FIFE Council are aiming to protect jobs and services despite the coronavirus pandemic blasting an estimated £78 million hole in their budget.

Loss of income and costs incurred due to Covid-19 are piling up and finance chief Eileen Rowand warned that failing to take immediate action would be "disastrous".

Mitigation measures and help from the Scottish Government should reduce the shortfall to around £51m this year but there are fears about job losses and cuts to services.

However, the council's co-leader, David Ross, said: "In terms of the good of Fife, the last thing we want to do is shed jobs and make people redundant as that will have a negative impact on our local economy and it will just become a circle of decline.

"Given our staff have put so much effort into dealing with the emergency, and are continuing to do that, it's absolutely not right that they should pay the cost for this going forward."

And, at last week's policy and co-ordination committee meeting, he added: "I've seen a few people saying 'Are we getting a reduction in our council tax as the council aren't providing certain services'.

"I think this is a misunderstanding of the role of local government and the tax system.

"It's one thing if people are struggling to pay their council tax, we need to work with them to help, but the council are still providing community services in a whole range of different ways.

"It's for the community collectively to fund those services and look after everyone in our community and that's exactly what's being done."

A report last month estimated that 14 weeks of lockdown would lead to £30m of additional costs for the council.

Over the financial year 2020-21 it's thought to be £78m.

Ms Rowand, the executive director of finance and corporate services, said: "In the current financial year, it is clear that without taking immediate action the financial consequences would be disastrous and as a result, direct and swift action needs to be taken."

She added: "The current situation poses significant risk to the financial sustainability of the council."

Her report said Scottish Government funding and 'flexibility' amounting to £20.8m, and £6m from the council, would leave an estimated funding shortfall of £51.2m.

She was "comfortable" that they'd be able to bring that down further but the council couldn't remove it on their own.

Directorates "will immediately be asked to contain or reduce costs wherever possible" and councillors agreed a motion asking the Scottish and UK governments for additional funding.

They also recommended that the Scottish Government is given additional borrowing powers.

Ms Rowand said loss of income due to the closure of services will continue to have a "significant impact" with income-generating areas such as car parking, school meals and childcare all affected.

They're anticipating less money from council tax, non-domestic rates and council rents "as families and businesses continue to face financial hardship".

Increased costs will come from the reconfiguration of construction sites and council buildings, including schools, for physical distancing, while school transport, extending free school meals, IT equipment for staff working at home, greater support for vulnerable people and increased use of PPE will add to the financial burden.
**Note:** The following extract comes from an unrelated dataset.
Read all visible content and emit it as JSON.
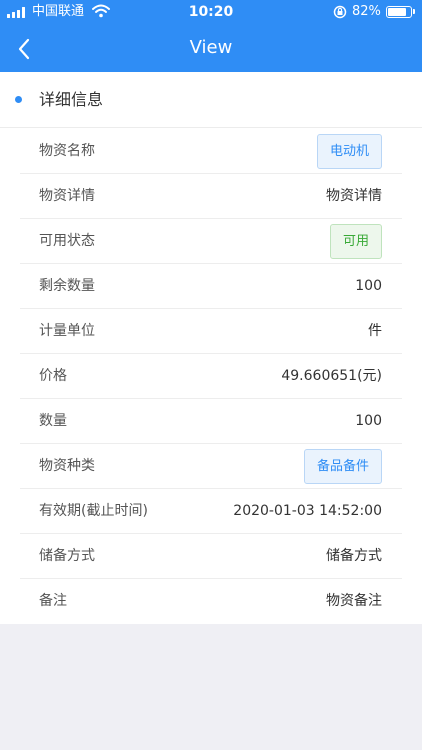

While the council's arms length organisations and trusts have saved around £1m by furloughing staff, "it is clear that lost income will be a continuing threat to their financial sustainability".

The council have saved around £9m, including reductions in utility costs due to building closures and the purchase of food for school meals, during the pandemic.